Website and app data records
::::
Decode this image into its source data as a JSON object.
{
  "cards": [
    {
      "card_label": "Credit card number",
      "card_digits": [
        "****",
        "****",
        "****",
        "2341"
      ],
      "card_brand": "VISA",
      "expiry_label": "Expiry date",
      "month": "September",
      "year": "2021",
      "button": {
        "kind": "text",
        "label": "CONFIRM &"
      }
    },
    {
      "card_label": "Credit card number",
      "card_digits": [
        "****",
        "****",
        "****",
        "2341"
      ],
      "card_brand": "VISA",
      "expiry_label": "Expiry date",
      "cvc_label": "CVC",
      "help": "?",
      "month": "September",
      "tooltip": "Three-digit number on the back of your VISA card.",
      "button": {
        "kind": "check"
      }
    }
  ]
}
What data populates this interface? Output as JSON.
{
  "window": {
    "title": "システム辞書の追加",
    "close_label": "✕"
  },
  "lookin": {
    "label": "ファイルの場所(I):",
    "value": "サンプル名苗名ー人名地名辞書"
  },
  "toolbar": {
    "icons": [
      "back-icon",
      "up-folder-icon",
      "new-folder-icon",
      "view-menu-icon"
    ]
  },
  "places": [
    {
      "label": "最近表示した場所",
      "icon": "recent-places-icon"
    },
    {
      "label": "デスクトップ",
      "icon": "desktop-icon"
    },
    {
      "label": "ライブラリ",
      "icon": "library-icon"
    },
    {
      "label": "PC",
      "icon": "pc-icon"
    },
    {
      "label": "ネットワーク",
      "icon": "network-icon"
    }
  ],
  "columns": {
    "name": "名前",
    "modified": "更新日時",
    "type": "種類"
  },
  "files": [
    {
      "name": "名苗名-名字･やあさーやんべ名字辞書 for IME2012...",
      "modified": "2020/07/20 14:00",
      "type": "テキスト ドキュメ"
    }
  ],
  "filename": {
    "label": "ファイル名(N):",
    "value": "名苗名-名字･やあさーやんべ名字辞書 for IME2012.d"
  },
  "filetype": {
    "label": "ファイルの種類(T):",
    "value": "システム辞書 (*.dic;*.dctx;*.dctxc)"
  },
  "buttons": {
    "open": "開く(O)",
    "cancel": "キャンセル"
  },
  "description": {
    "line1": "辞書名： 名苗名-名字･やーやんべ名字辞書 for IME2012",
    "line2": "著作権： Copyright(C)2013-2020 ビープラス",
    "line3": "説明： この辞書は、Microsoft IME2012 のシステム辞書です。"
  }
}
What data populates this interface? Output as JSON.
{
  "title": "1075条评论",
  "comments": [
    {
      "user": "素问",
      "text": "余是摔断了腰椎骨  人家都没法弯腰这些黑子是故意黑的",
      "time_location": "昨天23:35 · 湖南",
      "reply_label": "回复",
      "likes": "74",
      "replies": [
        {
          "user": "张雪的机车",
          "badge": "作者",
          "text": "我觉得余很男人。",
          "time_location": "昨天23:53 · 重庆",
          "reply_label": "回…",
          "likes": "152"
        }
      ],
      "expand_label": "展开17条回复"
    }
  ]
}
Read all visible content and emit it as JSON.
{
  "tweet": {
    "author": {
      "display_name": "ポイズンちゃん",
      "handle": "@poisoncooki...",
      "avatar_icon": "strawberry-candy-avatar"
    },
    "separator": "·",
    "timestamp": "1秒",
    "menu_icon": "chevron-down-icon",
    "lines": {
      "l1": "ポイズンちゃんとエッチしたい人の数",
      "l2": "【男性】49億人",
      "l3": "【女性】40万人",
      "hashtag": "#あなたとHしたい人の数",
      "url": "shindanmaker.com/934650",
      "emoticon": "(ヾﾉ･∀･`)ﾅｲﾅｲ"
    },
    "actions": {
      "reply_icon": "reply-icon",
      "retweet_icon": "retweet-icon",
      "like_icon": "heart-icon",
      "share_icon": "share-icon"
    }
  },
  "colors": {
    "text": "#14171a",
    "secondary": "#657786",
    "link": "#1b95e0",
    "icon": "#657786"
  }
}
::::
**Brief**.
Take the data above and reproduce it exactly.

**Answer box**.
Decode this image into its source data as a JSON object.
{
  "cards": [
    {
      "card_label": "Credit card number",
      "card_digits": [
        "****",
        "****",
        "****",
        "2341"
      ],
      "card_brand": "VISA",
      "expiry_label": "Expiry date",
      "month": "September",
      "year": "2021",
      "button": {
        "kind": "text",
        "label": "CONFIRM &"
      }
    },
    {
      "card_label": "Credit card number",
      "card_digits": [
        "****",
        "****",
        "****",
        "2341"
      ],
      "card_brand": "VISA",
      "expiry_label": "Expiry date",
      "cvc_label": "CVC",
      "help": "?",
      "month": "September",
      "tooltip": "Three-digit number on the back of your VISA card.",
      "button": {
        "kind": "check"
      }
    }
  ]
}
What data populates this interface? Output as JSON.
{
  "window": {
    "title": "システム辞書の追加",
    "close_label": "✕"
  },
  "lookin": {
    "label": "ファイルの場所(I):",
    "value": "サンプル名苗名ー人名地名辞書"
  },
  "toolbar": {
    "icons": [
      "back-icon",
      "up-folder-icon",
      "new-folder-icon",
      "view-menu-icon"
    ]
  },
  "places": [
    {
      "label": "最近表示した場所",
      "icon": "recent-places-icon"
    },
    {
      "label": "デスクトップ",
      "icon": "desktop-icon"
    },
    {
      "label": "ライブラリ",
      "icon": "library-icon"
    },
    {
      "label": "PC",
      "icon": "pc-icon"
    },
    {
      "label": "ネットワーク",
      "icon": "network-icon"
    }
  ],
  "columns": {
    "name": "名前",
    "modified": "更新日時",
    "type": "種類"
  },
  "files": [
    {
      "name": "名苗名-名字･やあさーやんべ名字辞書 for IME2012...",
      "modified": "2020/07/20 14:00",
      "type": "テキスト ドキュメ"
    }
  ],
  "filename": {
    "label": "ファイル名(N):",
    "value": "名苗名-名字･やあさーやんべ名字辞書 for IME2012.d"
  },
  "filetype": {
    "label": "ファイルの種類(T):",
    "value": "システム辞書 (*.dic;*.dctx;*.dctxc)"
  },
  "buttons": {
    "open": "開く(O)",
    "cancel": "キャンセル"
  },
  "description": {
    "line1": "辞書名： 名苗名-名字･やーやんべ名字辞書 for IME2012",
    "line2": "著作権： Copyright(C)2013-2020 ビープラス",
    "line3": "説明： この辞書は、Microsoft IME2012 のシステム辞書です。"
  }
}
What data populates this interface? Output as JSON.
{
  "title": "1075条评论",
  "comments": [
    {
      "user": "素问",
      "text": "余是摔断了腰椎骨  人家都没法弯腰这些黑子是故意黑的",
      "time_location": "昨天23:35 · 湖南",
      "reply_label": "回复",
      "likes": "74",
      "replies": [
        {
          "user": "张雪的机车",
          "badge": "作者",
          "text": "我觉得余很男人。",
          "time_location": "昨天23:53 · 重庆",
          "reply_label": "回…",
          "likes": "152"
        }
      ],
      "expand_label": "展开17条回复"
    }
  ]
}
Read all visible content and emit it as JSON.
{
  "tweet": {
    "author": {
      "display_name": "ポイズンちゃん",
      "handle": "@poisoncooki...",
      "avatar_icon": "strawberry-candy-avatar"
    },
    "separator": "·",
    "timestamp": "1秒",
    "menu_icon": "chevron-down-icon",
    "lines": {
      "l1": "ポイズンちゃんとエッチしたい人の数",
      "l2": "【男性】49億人",
      "l3": "【女性】40万人",
      "hashtag": "#あなたとHしたい人の数",
      "url": "shindanmaker.com/934650",
      "emoticon": "(ヾﾉ･∀･`)ﾅｲﾅｲ"
    },
    "actions": {
      "reply_icon": "reply-icon",
      "retweet_icon": "retweet-icon",
      "like_icon": "heart-icon",
      "share_icon": "share-icon"
    }
  },
  "colors": {
    "text": "#14171a",
    "secondary": "#657786",
    "link": "#1b95e0",
    "icon": "#657786"
  }
}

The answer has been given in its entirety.